Third-year medical students from the University of the Free State made the lives of residents at the Omega Old Age Home a little easier. Together the students were able to fix bathrooms, install railings and give the elderly exercise tips to better their quality of life.

According to group representative, Wynand Bezuidenhout, the aim of the visit to the old age home in Heidedal on Saturday was to give them a presentation of health tips and exercises. However, the project has been ongoing in order to make sustainable changes in the lives of residents.

“We took a multi-disciplinary approach which included help from a physiotherapist who gave exercises and an occupational therapist who helped residents understand the importance of using the new railings we installed,” he explained.

The third-year medical students spent their day at Omega Old Age Home in Heidedal. Back row from left to right: Norma Makwakwa, Jade Cummings, Leskhe Coetzee, Occupational Therapist Letitia Delport, Lauriska Pienaar, Laura Manyeruke, and Licham Hlotshana. Front: Wynand Bezuidenhout and Damons.

“As students we discovered that their sanitation was at risk as well as their health because of the likelihood of falling. We repaired taps, toilets and put in railings in the bathrooms and in the walkways,” added Bezuidenhout.

The visit is part of an annual project that third-year students need to take part in as part of their medical studies in order to have hands-on experience with community members. “We got to have hands-on experience of learning how to take care of people before we start our clinicals, which is going to be helpful when we finally do them,” said Licham Hlotshana.

The elderly were also given a presentation on the importance of eye and dental care in order for them to enjoy a better quality of life in their twilight years. The students donated a deep freezer along with much needed food supplies to the home’s kitchen.

Omega Old Age Home’s supervisor Martha McHarlies expressed their gratitude for the heart-warming efforts of the students. “We really appreciate what they have done here and we can already see the effects of the changes that they have made in our resident’s lives,” she said.

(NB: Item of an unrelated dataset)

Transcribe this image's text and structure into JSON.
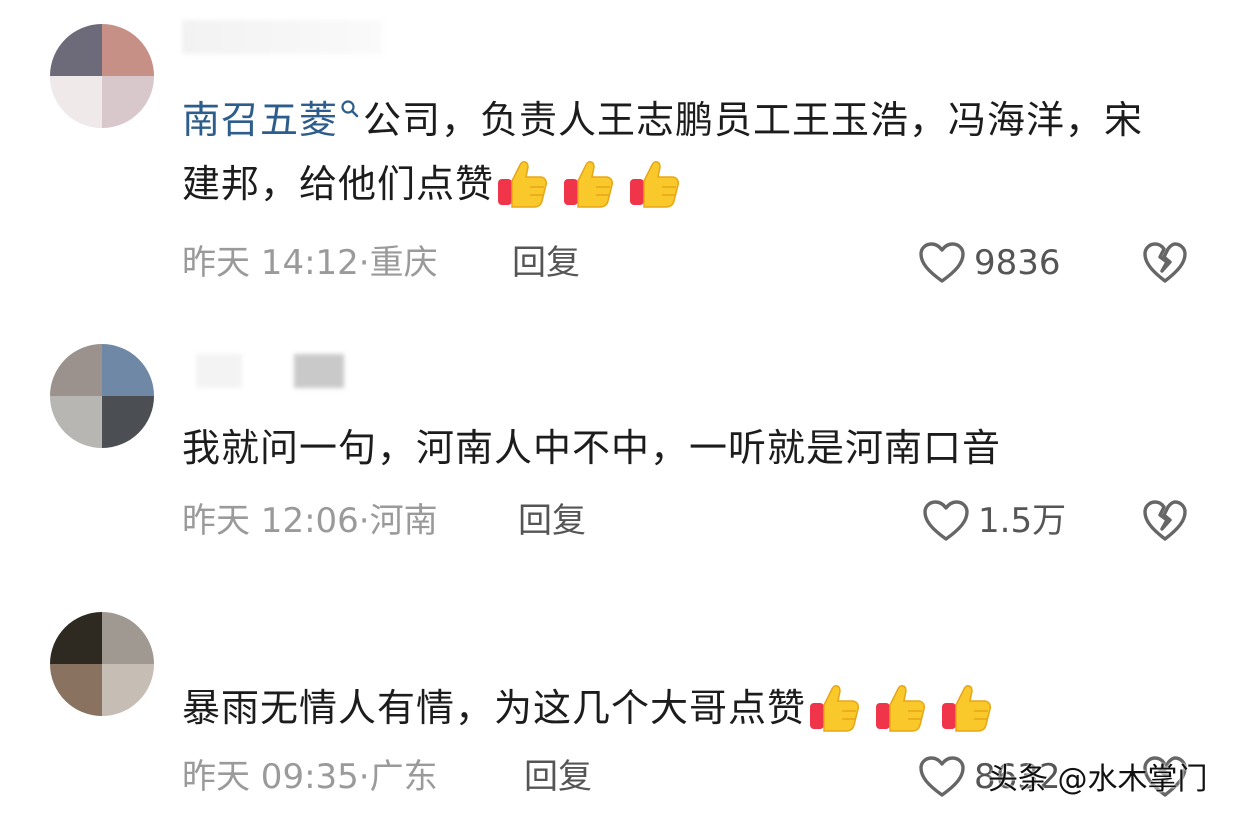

“I loved their appreciation for everything we did. When they sang us a thank you song, all the hard work was worth it,” said Mikayla Mostert, one of the students.

“It warmed my heart to see the joy that our efforts have brought to the people of Omege. Seeing the fun they had with us and the smiles they wore will stay with me forever. This just shows that sacrificing a little bit of time can make a big difference in the lives of others,” added group leader Jade Cummings. -Nomaqhawe Mtebele